Working data →
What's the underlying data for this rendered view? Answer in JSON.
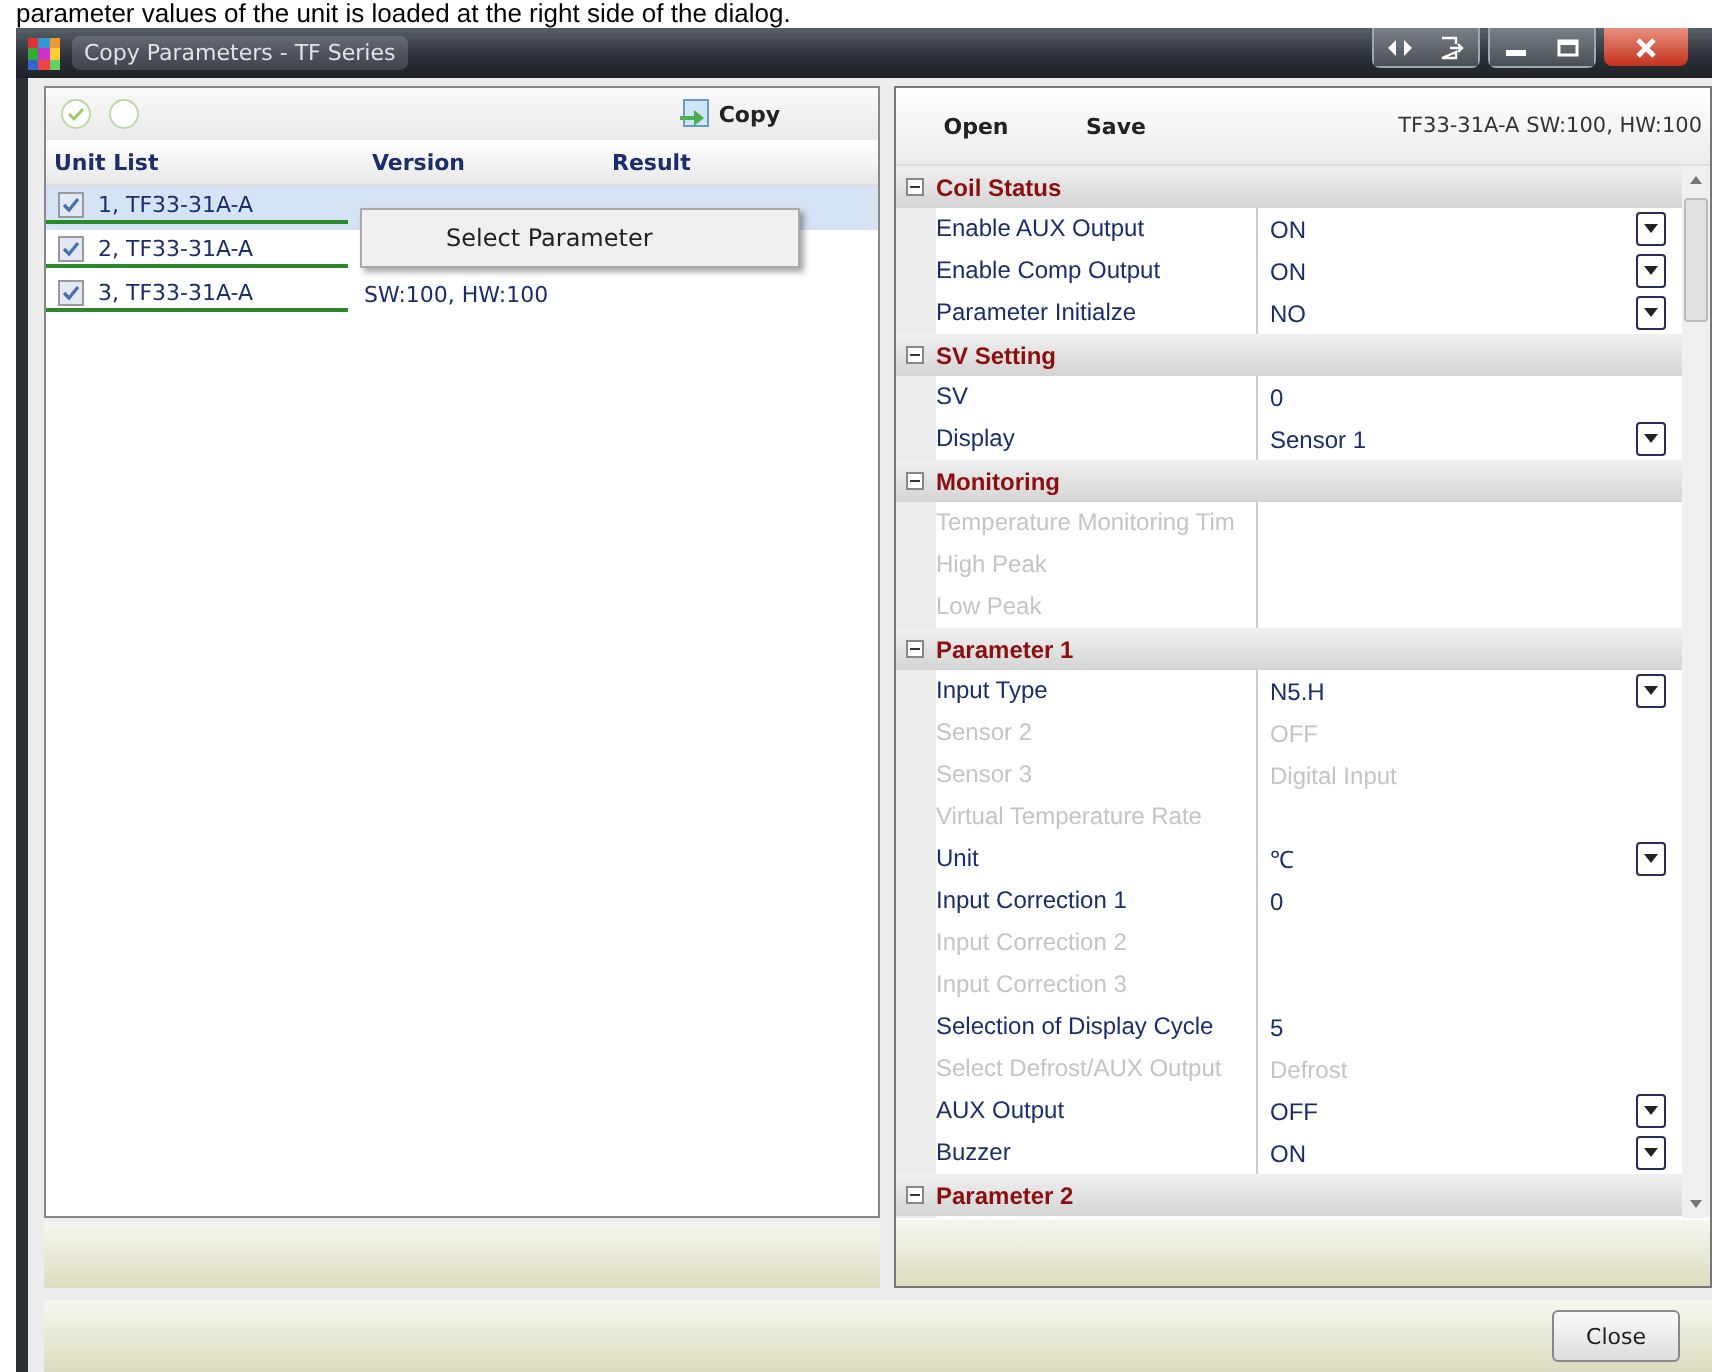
{
  "caption": "parameter values of the unit is loaded at the right side of the dialog.",
  "window": {
    "title": "Copy Parameters - TF Series"
  },
  "left_panel": {
    "copy_button": "Copy",
    "columns": [
      "Unit List",
      "Version",
      "Result"
    ],
    "rows": [
      {
        "name": "1, TF33-31A-A",
        "checked": true,
        "selected": true
      },
      {
        "name": "2, TF33-31A-A",
        "checked": true,
        "selected": false
      },
      {
        "name": "3, TF33-31A-A",
        "version": "SW:100, HW:100",
        "checked": true,
        "selected": false
      }
    ],
    "context_menu": {
      "items": [
        "Select Parameter"
      ]
    }
  },
  "right_panel": {
    "open_button": "Open",
    "save_button": "Save",
    "unit_info": "TF33-31A-A  SW:100, HW:100",
    "grid": [
      {
        "kind": "header",
        "label": "Coil Status",
        "expanded": true
      },
      {
        "kind": "property",
        "label": "Enable AUX Output",
        "value": "ON",
        "disabled": false,
        "dropdown": true
      },
      {
        "kind": "property",
        "label": "Enable Comp Output",
        "value": "ON",
        "disabled": false,
        "dropdown": true
      },
      {
        "kind": "property",
        "label": "Parameter Initialze",
        "value": "NO",
        "disabled": false,
        "dropdown": true
      },
      {
        "kind": "header",
        "label": "SV Setting",
        "expanded": true
      },
      {
        "kind": "property",
        "label": "SV",
        "value": "0",
        "disabled": false,
        "dropdown": false
      },
      {
        "kind": "property",
        "label": "Display",
        "value": "Sensor 1",
        "disabled": false,
        "dropdown": true
      },
      {
        "kind": "header",
        "label": "Monitoring",
        "expanded": true
      },
      {
        "kind": "property",
        "label": "Temperature Monitoring Tim",
        "disabled": true,
        "dropdown": false
      },
      {
        "kind": "property",
        "label": "High Peak",
        "disabled": true,
        "dropdown": false
      },
      {
        "kind": "property",
        "label": "Low Peak",
        "disabled": true,
        "dropdown": false
      },
      {
        "kind": "header",
        "label": "Parameter 1",
        "expanded": true
      },
      {
        "kind": "property",
        "label": "Input Type",
        "value": "N5.H",
        "disabled": false,
        "dropdown": true
      },
      {
        "kind": "property",
        "label": "Sensor 2",
        "value": "OFF",
        "disabled": true,
        "dropdown": false
      },
      {
        "kind": "property",
        "label": "Sensor 3",
        "value": "Digital Input",
        "disabled": true,
        "dropdown": false
      },
      {
        "kind": "property",
        "label": "Virtual Temperature Rate",
        "disabled": true,
        "dropdown": false
      },
      {
        "kind": "property",
        "label": "Unit",
        "value": "℃",
        "disabled": false,
        "dropdown": true
      },
      {
        "kind": "property",
        "label": "Input Correction 1",
        "value": "0",
        "disabled": false,
        "dropdown": false
      },
      {
        "kind": "property",
        "label": "Input Correction 2",
        "disabled": true,
        "dropdown": false
      },
      {
        "kind": "property",
        "label": "Input Correction 3",
        "disabled": true,
        "dropdown": false
      },
      {
        "kind": "property",
        "label": "Selection of Display Cycle",
        "value": "5",
        "disabled": false,
        "dropdown": false
      },
      {
        "kind": "property",
        "label": "Select Defrost/AUX Output",
        "value": "Defrost",
        "disabled": true,
        "dropdown": false
      },
      {
        "kind": "property",
        "label": "AUX Output",
        "value": "OFF",
        "disabled": false,
        "dropdown": true
      },
      {
        "kind": "property",
        "label": "Buzzer",
        "value": "ON",
        "disabled": false,
        "dropdown": true
      },
      {
        "kind": "header",
        "label": "Parameter 2",
        "expanded": true
      }
    ]
  },
  "close_button": "Close"
}
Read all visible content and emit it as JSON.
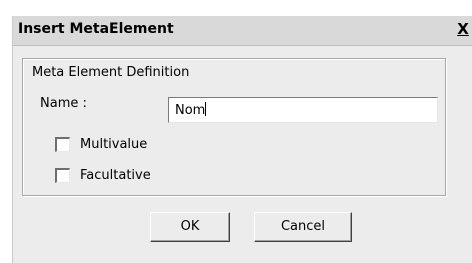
{
  "window": {
    "title": "Insert MetaElement",
    "close_glyph": "X"
  },
  "group": {
    "legend": "Meta Element Definition"
  },
  "name_field": {
    "label": "Name :",
    "value": "Nom"
  },
  "options": [
    {
      "label": "Multivalue",
      "checked": false
    },
    {
      "label": "Facultative",
      "checked": false
    }
  ],
  "buttons": {
    "ok_label": "OK",
    "cancel_label": "Cancel"
  },
  "colors": {
    "dialog_bg": "#ececec",
    "titlebar_bg": "#d9d9d9",
    "input_bg": "#ffffff"
  }
}
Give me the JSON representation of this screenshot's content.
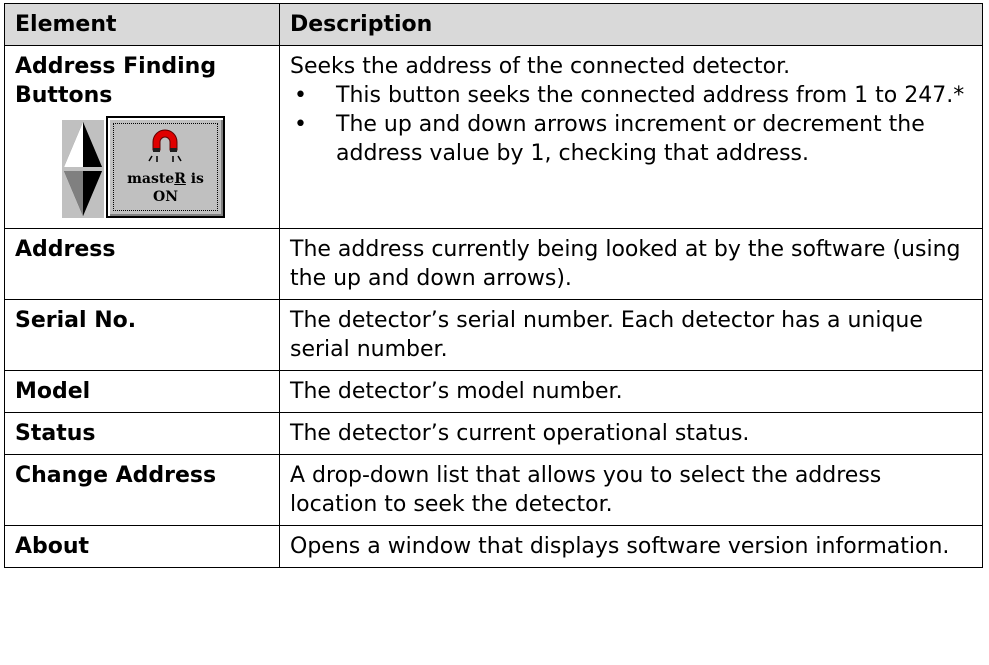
{
  "table": {
    "headers": {
      "element": "Element",
      "description": "Description"
    },
    "rows": [
      {
        "element": "Address Finding Buttons",
        "description": "Seeks the address of the connected detector.",
        "bullets": [
          "This button seeks the connected address from 1 to 247.*",
          "The up and down arrows increment or decrement the address value by 1, checking that address."
        ],
        "button_image": {
          "icons": [
            "arrow-up-icon",
            "arrow-down-icon",
            "magnet-icon"
          ],
          "label_before": "maste",
          "label_underlined": "R",
          "label_after": " is",
          "label_line2": "ON"
        }
      },
      {
        "element": "Address",
        "description": "The address currently being looked at by the software (using the up and down arrows)."
      },
      {
        "element": "Serial No.",
        "description": "The detector’s serial number. Each detector has a unique serial number."
      },
      {
        "element": "Model",
        "description": "The detector’s model number."
      },
      {
        "element": "Status",
        "description": "The detector’s current operational status."
      },
      {
        "element": "Change Address",
        "description": "A drop-down list that allows you to select the address location to seek the detector."
      },
      {
        "element": "About",
        "description": "Opens a window that displays software version information."
      }
    ]
  },
  "colors": {
    "header_bg": "#d9d9d9",
    "button_face": "#c0c0c0",
    "magnet_red": "#e00000"
  }
}
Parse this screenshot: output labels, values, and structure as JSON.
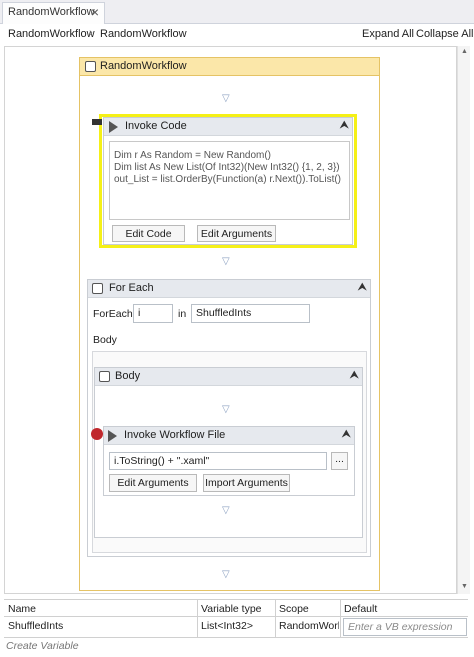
{
  "tab": {
    "label": "RandomWorkflow",
    "close_icon": "×"
  },
  "breadcrumb": {
    "items": [
      "RandomWorkflow",
      "RandomWorkflow"
    ],
    "separator": "›"
  },
  "toolbar": {
    "expand_all": "Expand All",
    "collapse_all": "Collapse All"
  },
  "sequence": {
    "title": "RandomWorkflow",
    "collapse_glyph": "∧"
  },
  "invoke_code": {
    "title": "Invoke Code",
    "code_lines": [
      "Dim r As Random = New Random()",
      "Dim list As New List(Of Int32)(New Int32() {1, 2, 3})",
      "out_List = list.OrderBy(Function(a) r.Next()).ToList()"
    ],
    "edit_code_label": "Edit Code",
    "edit_arguments_label": "Edit Arguments",
    "highlight_color": "#f5f017"
  },
  "for_each": {
    "title": "For Each",
    "foreach_label": "ForEach",
    "item_var": "i",
    "in_label": "in",
    "collection": "ShuffledInts",
    "body_label": "Body",
    "body_seq_title": "Body"
  },
  "invoke_workflow": {
    "title": "Invoke Workflow File",
    "path_expr": "i.ToString() + \".xaml\"",
    "browse_label": "...",
    "edit_arguments_label": "Edit Arguments",
    "import_arguments_label": "Import Arguments"
  },
  "variables": {
    "headers": [
      "Name",
      "Variable type",
      "Scope",
      "Default"
    ],
    "rows": [
      {
        "name": "ShuffledInts",
        "type": "List<Int32>",
        "scope": "RandomWorkf",
        "default_placeholder": "Enter a VB expression"
      }
    ],
    "create_label": "Create Variable"
  },
  "icons": {
    "drop_arrow": "▽",
    "collapse": "⮝",
    "scroll_up": "▲",
    "scroll_down": "▼"
  }
}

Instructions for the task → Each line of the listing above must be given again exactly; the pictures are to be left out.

Solution for this problem →
What's the underlying data for this rendered view? Answer in JSON.
{
  "caption": "parameter values of the unit is loaded at the right side of the dialog.",
  "window": {
    "title": "Copy Parameters - TF Series"
  },
  "left_panel": {
    "copy_button": "Copy",
    "columns": [
      "Unit List",
      "Version",
      "Result"
    ],
    "rows": [
      {
        "name": "1, TF33-31A-A",
        "checked": true,
        "selected": true
      },
      {
        "name": "2, TF33-31A-A",
        "checked": true,
        "selected": false
      },
      {
        "name": "3, TF33-31A-A",
        "version": "SW:100, HW:100",
        "checked": true,
        "selected": false
      }
    ],
    "context_menu": {
      "items": [
        "Select Parameter"
      ]
    }
  },
  "right_panel": {
    "open_button": "Open",
    "save_button": "Save",
    "unit_info": "TF33-31A-A  SW:100, HW:100",
    "grid": [
      {
        "kind": "header",
        "label": "Coil Status",
        "expanded": true
      },
      {
        "kind": "property",
        "label": "Enable AUX Output",
        "value": "ON",
        "disabled": false,
        "dropdown": true
      },
      {
        "kind": "property",
        "label": "Enable Comp Output",
        "value": "ON",
        "disabled": false,
        "dropdown": true
      },
      {
        "kind": "property",
        "label": "Parameter Initialze",
        "value": "NO",
        "disabled": false,
        "dropdown": true
      },
      {
        "kind": "header",
        "label": "SV Setting",
        "expanded": true
      },
      {
        "kind": "property",
        "label": "SV",
        "value": "0",
        "disabled": false,
        "dropdown": false
      },
      {
        "kind": "property",
        "label": "Display",
        "value": "Sensor 1",
        "disabled": false,
        "dropdown": true
      },
      {
        "kind": "header",
        "label": "Monitoring",
        "expanded": true
      },
      {
        "kind": "property",
        "label": "Temperature Monitoring Tim",
        "disabled": true,
        "dropdown": false
      },
      {
        "kind": "property",
        "label": "High Peak",
        "disabled": true,
        "dropdown": false
      },
      {
        "kind": "property",
        "label": "Low Peak",
        "disabled": true,
        "dropdown": false
      },
      {
        "kind": "header",
        "label": "Parameter 1",
        "expanded": true
      },
      {
        "kind": "property",
        "label": "Input Type",
        "value": "N5.H",
        "disabled": false,
        "dropdown": true
      },
      {
        "kind": "property",
        "label": "Sensor 2",
        "value": "OFF",
        "disabled": true,
        "dropdown": false
      },
      {
        "kind": "property",
        "label": "Sensor 3",
        "value": "Digital Input",
        "disabled": true,
        "dropdown": false
      },
      {
        "kind": "property",
        "label": "Virtual Temperature Rate",
        "disabled": true,
        "dropdown": false
      },
      {
        "kind": "property",
        "label": "Unit",
        "value": "℃",
        "disabled": false,
        "dropdown": true
      },
      {
        "kind": "property",
        "label": "Input Correction 1",
        "value": "0",
        "disabled": false,
        "dropdown": false
      },
      {
        "kind": "property",
        "label": "Input Correction 2",
        "disabled": true,
        "dropdown": false
      },
      {
        "kind": "property",
        "label": "Input Correction 3",
        "disabled": true,
        "dropdown": false
      },
      {
        "kind": "property",
        "label": "Selection of Display Cycle",
        "value": "5",
        "disabled": false,
        "dropdown": false
      },
      {
        "kind": "property",
        "label": "Select Defrost/AUX Output",
        "value": "Defrost",
        "disabled": true,
        "dropdown": false
      },
      {
        "kind": "property",
        "label": "AUX Output",
        "value": "OFF",
        "disabled": false,
        "dropdown": true
      },
      {
        "kind": "property",
        "label": "Buzzer",
        "value": "ON",
        "disabled": false,
        "dropdown": true
      },
      {
        "kind": "header",
        "label": "Parameter 2",
        "expanded": true
      }
    ]
  },
  "close_button": "Close"
}
Read all visible content and emit it as JSON.
{
  "window": {
    "title": "Insert MetaElement",
    "close_glyph": "X"
  },
  "group": {
    "legend": "Meta Element Definition"
  },
  "name_field": {
    "label": "Name :",
    "value": "Nom"
  },
  "options": [
    {
      "label": "Multivalue",
      "checked": false
    },
    {
      "label": "Facultative",
      "checked": false
    }
  ],
  "buttons": {
    "ok_label": "OK",
    "cancel_label": "Cancel"
  },
  "colors": {
    "dialog_bg": "#ececec",
    "titlebar_bg": "#d9d9d9",
    "input_bg": "#ffffff"
  }
}
Give me the JSON representation of this screenshot's content.
{
  "table": {
    "headers": {
      "element": "Element",
      "description": "Description"
    },
    "rows": [
      {
        "element": "Address Finding Buttons",
        "description": "Seeks the address of the connected detector.",
        "bullets": [
          "This button seeks the connected address from 1 to 247.*",
          "The up and down arrows increment or decrement the address value by 1, checking that address."
        ],
        "button_image": {
          "icons": [
            "arrow-up-icon",
            "arrow-down-icon",
            "magnet-icon"
          ],
          "label_before": "maste",
          "label_underlined": "R",
          "label_after": " is",
          "label_line2": "ON"
        }
      },
      {
        "element": "Address",
        "description": "The address currently being looked at by the software (using the up and down arrows)."
      },
      {
        "element": "Serial No.",
        "description": "The detector’s serial number. Each detector has a unique serial number."
      },
      {
        "element": "Model",
        "description": "The detector’s model number."
      },
      {
        "element": "Status",
        "description": "The detector’s current operational status."
      },
      {
        "element": "Change Address",
        "description": "A drop-down list that allows you to select the address location to seek the detector."
      },
      {
        "element": "About",
        "description": "Opens a window that displays software version information."
      }
    ]
  },
  "colors": {
    "header_bg": "#d9d9d9",
    "button_face": "#c0c0c0",
    "magnet_red": "#e00000"
  }
}
Parse this screenshot: output labels, values, and structure as JSON.
{
  "tab": {
    "label": "RandomWorkflow",
    "close_icon": "×"
  },
  "breadcrumb": {
    "items": [
      "RandomWorkflow",
      "RandomWorkflow"
    ],
    "separator": "›"
  },
  "toolbar": {
    "expand_all": "Expand All",
    "collapse_all": "Collapse All"
  },
  "sequence": {
    "title": "RandomWorkflow",
    "collapse_glyph": "∧"
  },
  "invoke_code": {
    "title": "Invoke Code",
    "code_lines": [
      "Dim r As Random = New Random()",
      "Dim list As New List(Of Int32)(New Int32() {1, 2, 3})",
      "out_List = list.OrderBy(Function(a) r.Next()).ToList()"
    ],
    "edit_code_label": "Edit Code",
    "edit_arguments_label": "Edit Arguments",
    "highlight_color": "#f5f017"
  },
  "for_each": {
    "title": "For Each",
    "foreach_label": "ForEach",
    "item_var": "i",
    "in_label": "in",
    "collection": "ShuffledInts",
    "body_label": "Body",
    "body_seq_title": "Body"
  },
  "invoke_workflow": {
    "title": "Invoke Workflow File",
    "path_expr": "i.ToString() + \".xaml\"",
    "browse_label": "...",
    "edit_arguments_label": "Edit Arguments",
    "import_arguments_label": "Import Arguments"
  },
  "variables": {
    "headers": [
      "Name",
      "Variable type",
      "Scope",
      "Default"
    ],
    "rows": [
      {
        "name": "ShuffledInts",
        "type": "List<Int32>",
        "scope": "RandomWorkf",
        "default_placeholder": "Enter a VB expression"
      }
    ],
    "create_label": "Create Variable"
  },
  "icons": {
    "drop_arrow": "▽",
    "collapse": "⮝",
    "scroll_up": "▲",
    "scroll_down": "▼"
  }
}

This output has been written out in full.